Task =>
All lines in the listing below that hold the string "role" are to be tallied, with only the total reported.

——

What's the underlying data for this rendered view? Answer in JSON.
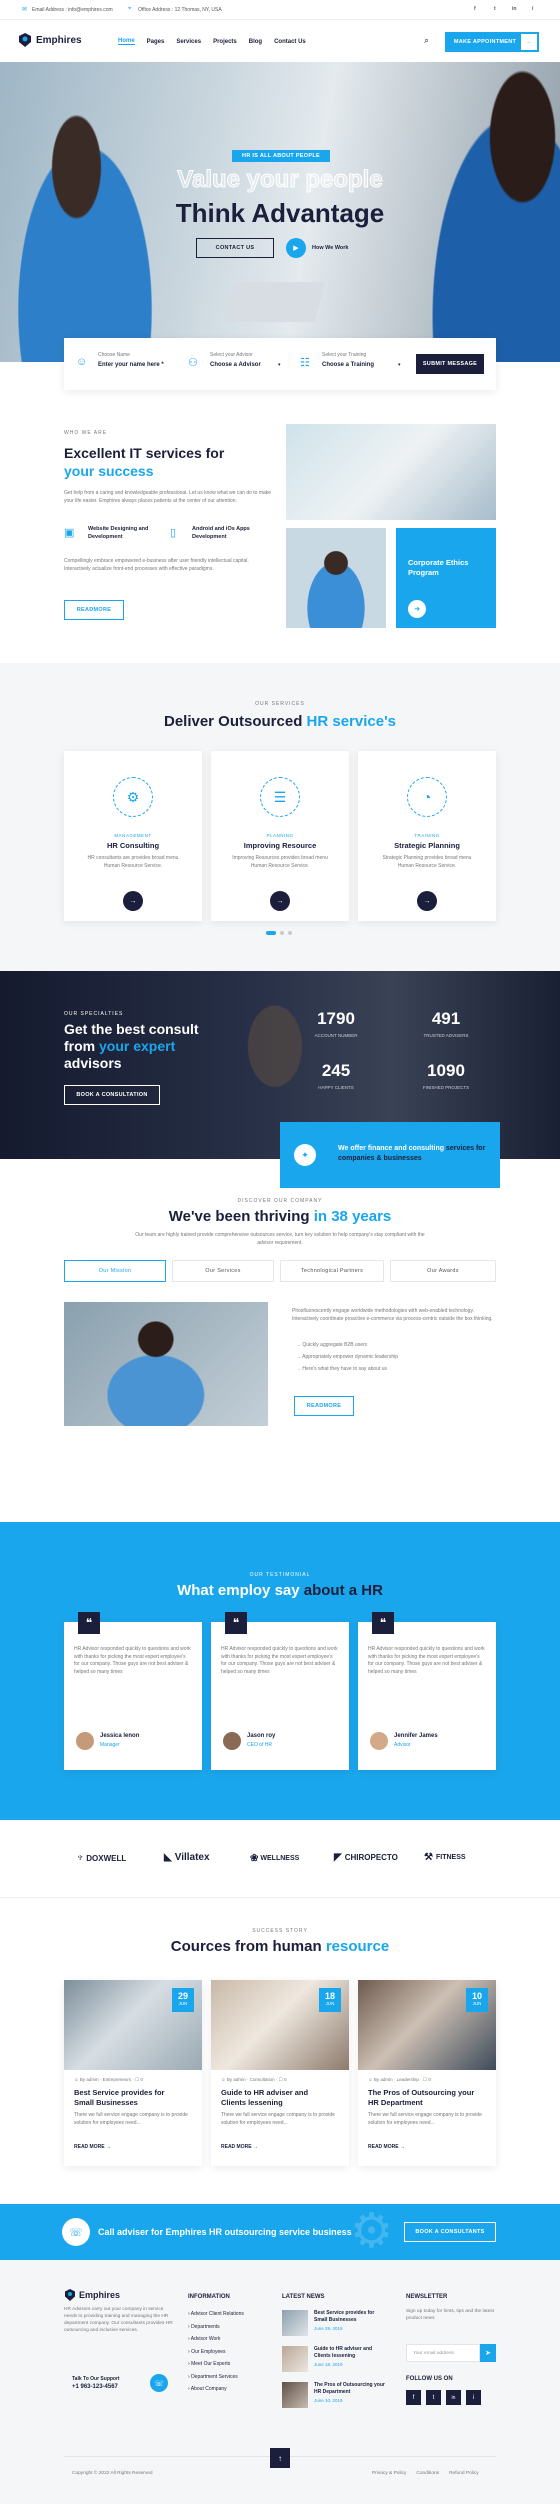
{
  "topbar": {
    "email": "Email Address : info@emphires.com",
    "office": "Office Address : 12 Thomas, NY, USA",
    "social": [
      "f",
      "t",
      "in",
      "i"
    ]
  },
  "header": {
    "logo": "Emphires",
    "nav": [
      "Home",
      "Pages",
      "Services",
      "Projects",
      "Blog",
      "Contact Us"
    ],
    "cta": "MAKE APPOINTMENT"
  },
  "hero": {
    "badge": "HR IS ALL ABOUT PEOPLE",
    "title1": "Value your people",
    "title2": "Think Advantage",
    "contact": "CONTACT US",
    "how": "How We Work"
  },
  "form": {
    "f1_label": "Choose Name",
    "f1_value": "Enter your name here *",
    "f2_label": "Select your Advisor",
    "f2_value": "Choose a Advisor",
    "f3_label": "Select your Training",
    "f3_value": "Choose a Training",
    "submit": "SUBMIT MESSAGE"
  },
  "about": {
    "sub": "WHO WE ARE",
    "title1": "Excellent IT services for",
    "title2": "your success",
    "text": "Get help from a caring and knowledgeable professional. Let us know what we can do to make your life easier. Emphires always places patients at the center of our attention.",
    "f1": "Website Designing and Development",
    "f2": "Android and iOs Apps Development",
    "text2": "Compellingly embrace empowered e-business after user friendly intellectual capital. Interactively actualize front-end processes with effective paradigms.",
    "btn": "READMORE",
    "card": "Corporate Ethics Program"
  },
  "services": {
    "sub": "OUR SERVICES",
    "title1": "Deliver Outsourced ",
    "title2": "HR service's",
    "items": [
      {
        "cat": "MANAGEMENT",
        "title": "HR Consulting",
        "text": "HR consultants are provides broad menu Human Resource Service."
      },
      {
        "cat": "PLANNING",
        "title": "Improving Resource",
        "text": "Improving Resources provides broad menu Human Resource Service."
      },
      {
        "cat": "TRAINING",
        "title": "Strategic Planning",
        "text": "Strategic Planning provides broad menu Human Resource Service."
      }
    ]
  },
  "stats": {
    "sub": "OUR SPECIALTIES",
    "title1": "Get the best consult",
    "title2": "from ",
    "title3": "your expert",
    "title4": "advisors",
    "btn": "BOOK A CONSULTATION",
    "items": [
      {
        "num": "1790",
        "label": "ACCOUNT NUMBER"
      },
      {
        "num": "491",
        "label": "TRUSTED ADVISERS"
      },
      {
        "num": "245",
        "label": "HAPPY CLIENTS"
      },
      {
        "num": "1090",
        "label": "FINISHED PROJECTS"
      }
    ],
    "box1": "We offer finance and consulting ",
    "box2": "services for",
    "box3": "companies & businesses"
  },
  "thriving": {
    "sub": "DISCOVER OUR COMPANY",
    "title1": "We've been thriving ",
    "title2": "in 38 years",
    "text": "Our team are highly trained provide comprehensive outsources service, turn key solution to help company's stay compliant with the advisor requirement.",
    "tabs": [
      "Our Mission",
      "Our Services",
      "Technological Partners",
      "Our Awards"
    ],
    "para": "Phosfluorescently engage worldwide methodologies with web-enabled technology. Interactively coordinate proactive e-commerce via process-centric outside the box thinking.",
    "bullets": [
      "Quickly aggregate B2B users",
      "Appropriately empower dynamic leadership",
      "Here's what they have to say about us"
    ],
    "btn": "READMORE"
  },
  "testimonials": {
    "sub": "OUR TESTIMONIAL",
    "title1": "What employ say ",
    "title2": "about a HR",
    "text": "HR Advisor responded quickly to questions and work with thanks for picking the most expert employee's for our company. Those guys are not best adviser & helped so many times",
    "items": [
      {
        "name": "Jessica lenon",
        "role": "Manager"
      },
      {
        "name": "Jason roy",
        "role": "CEO of HR"
      },
      {
        "name": "Jennifer James",
        "role": "Advisor"
      }
    ]
  },
  "clients": [
    "DOXWELL",
    "Villatex",
    "WELLNESS",
    "CHIROPECTO",
    "FITNESS"
  ],
  "blog": {
    "sub": "SUCCESS STORY",
    "title1": "Cources from human ",
    "title2": "resource",
    "more": "READ MORE",
    "text": "There we full service engage company is to provide solution for employees need...",
    "items": [
      {
        "day": "29",
        "mon": "JUN",
        "meta1": "By admin",
        "meta2": "Entrepreneurs",
        "meta3": "0",
        "title1": "Best Service provides for",
        "title2": "Small Businesses"
      },
      {
        "day": "18",
        "mon": "JUN",
        "meta1": "By admin",
        "meta2": "Consultation",
        "meta3": "0",
        "title1": "Guide to HR adviser and",
        "title2": "Clients lessening"
      },
      {
        "day": "10",
        "mon": "JUN",
        "meta1": "By admin",
        "meta2": "Leadership",
        "meta3": "0",
        "title1": "The Pros of Outsourcing your",
        "title2": "HR Department"
      }
    ]
  },
  "callbar": {
    "text": "Call adviser for Emphires HR outsourcing service business",
    "btn": "BOOK A CONSULTANTS"
  },
  "footer": {
    "logo": "Emphires",
    "about": "HR Advisors carry out your company in service needs to providing training and managing the HR department company. Our consultants provides HR outsourcing and inclusive services.",
    "support_label": "Talk To Our Support",
    "phone": "+1 963-123-4567",
    "info_title": "INFORMATION",
    "info": [
      "Advisor Client Relations",
      "Departments",
      "Advisor Work",
      "Our Employees",
      "Meet Our Experts",
      "Department Services",
      "About Company"
    ],
    "news_title": "LATEST NEWS",
    "news": [
      {
        "t": "Best Service provides for Small Businesses",
        "d": "June 29, 2019"
      },
      {
        "t": "Guide to HR adviser and Clients lessening",
        "d": "June 18, 2019"
      },
      {
        "t": "The Pros of Outsourcing your HR Department",
        "d": "June 10, 2019"
      }
    ],
    "newsletter_title": "NEWSLETTER",
    "newsletter_text": "Sign up today for hints, tips and the latest product news",
    "email_ph": "Your email address",
    "follow": "FOLLOW US ON",
    "copyright": "Copyright © 2022 All Rights Reserved",
    "links": [
      "Privacy & Policy",
      "Conditions",
      "Refund Policy"
    ]
  },
  "colors": {
    "accent": "#1aa6ec",
    "dark": "#1b1f3b"
  }
}
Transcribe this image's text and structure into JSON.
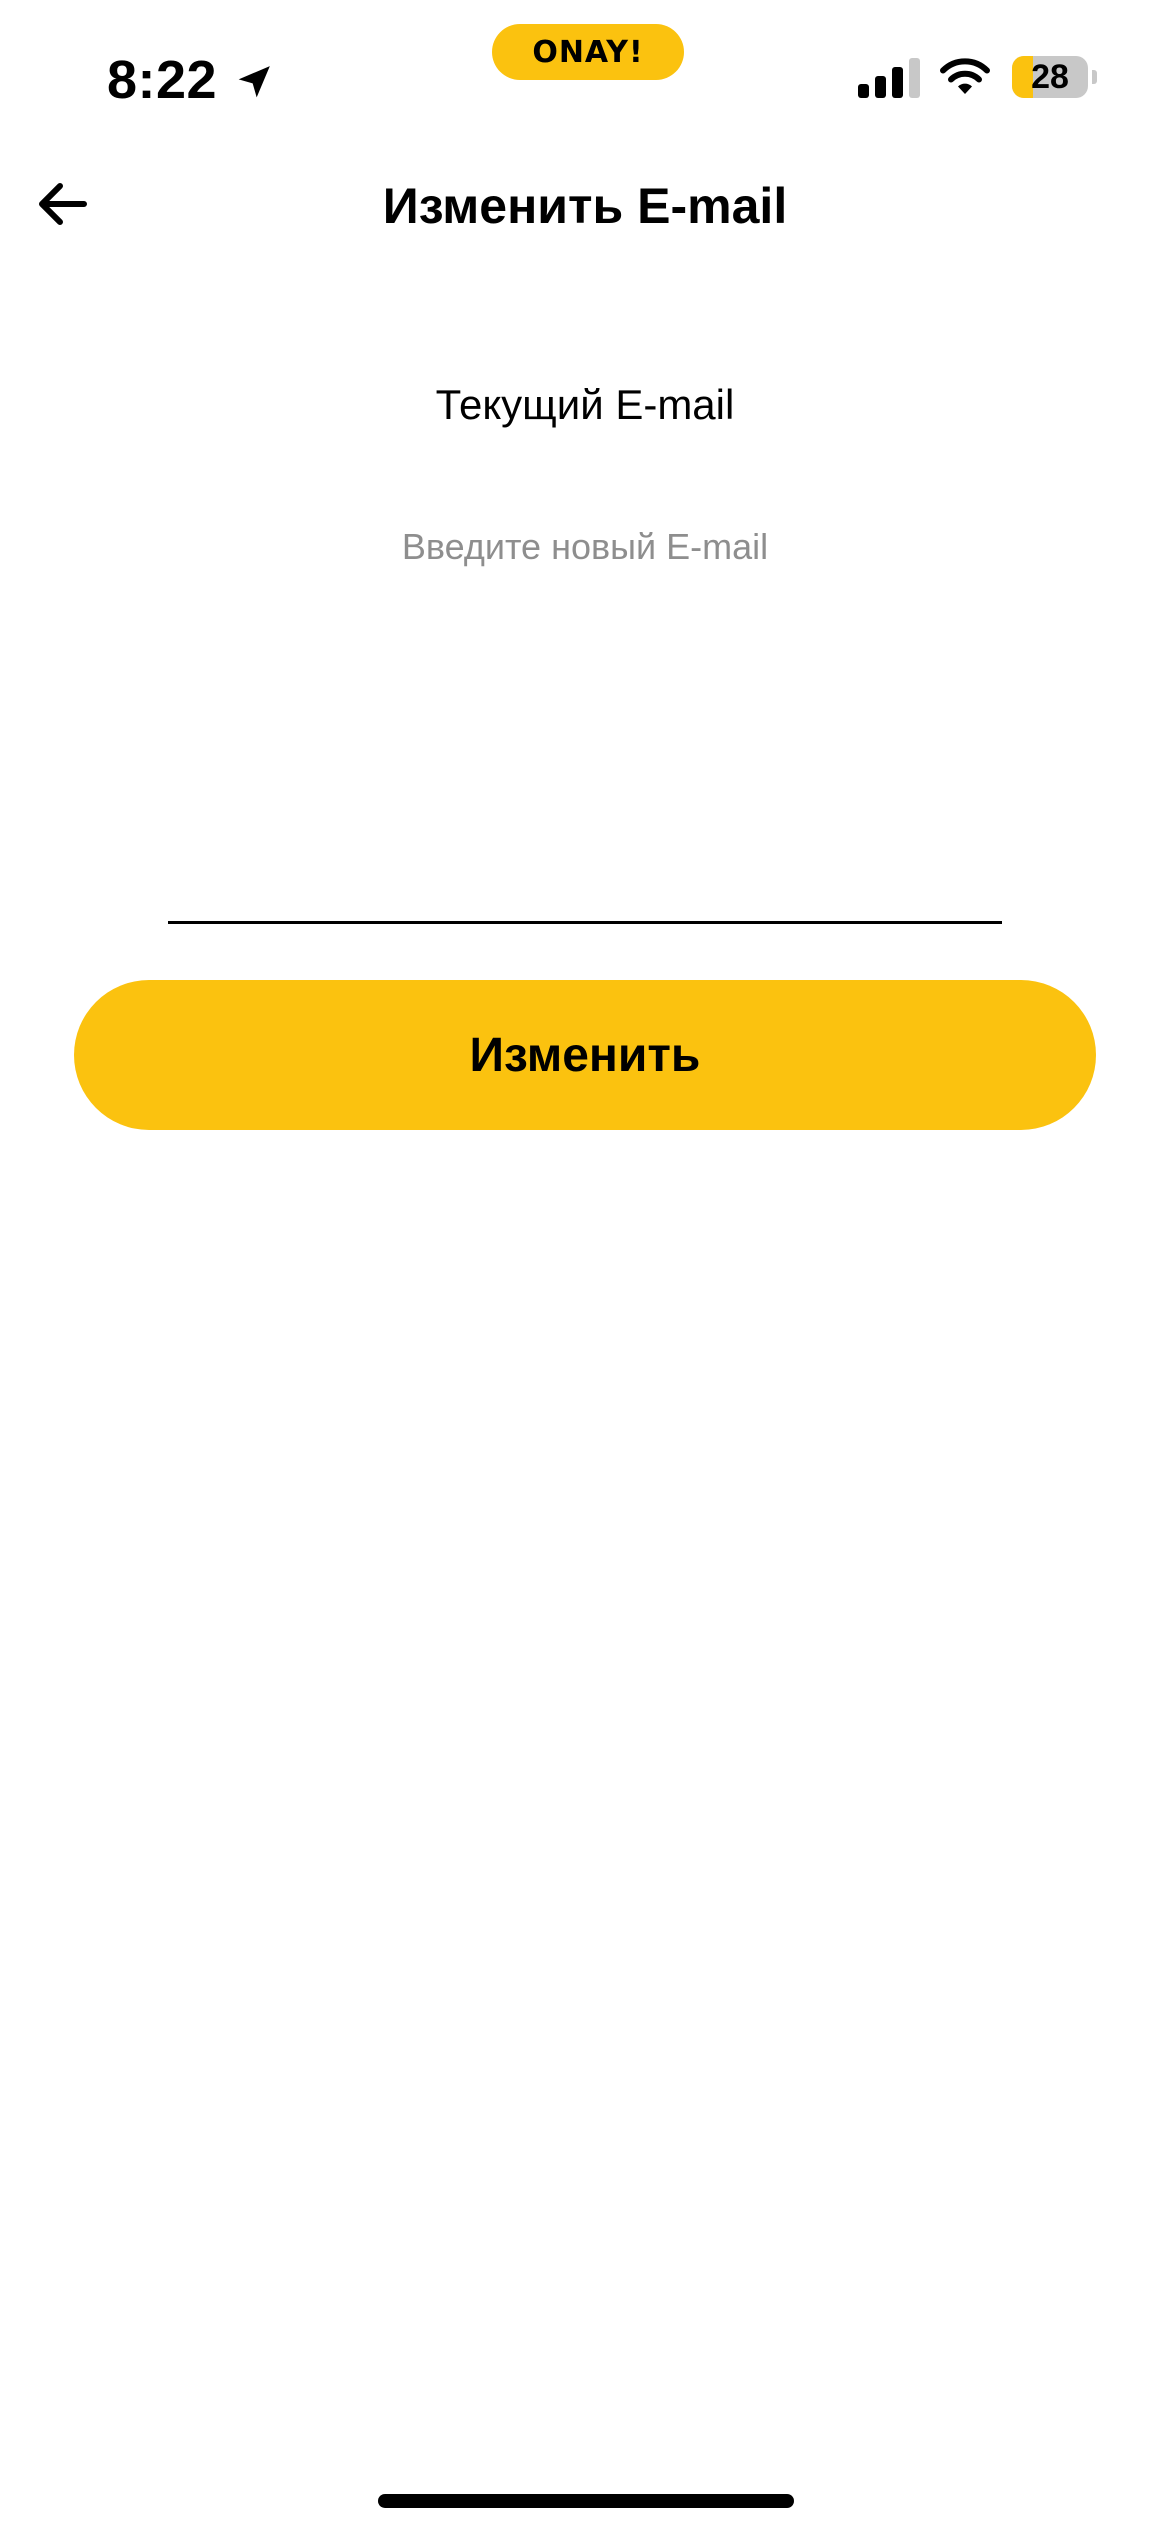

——

Your solution =>
3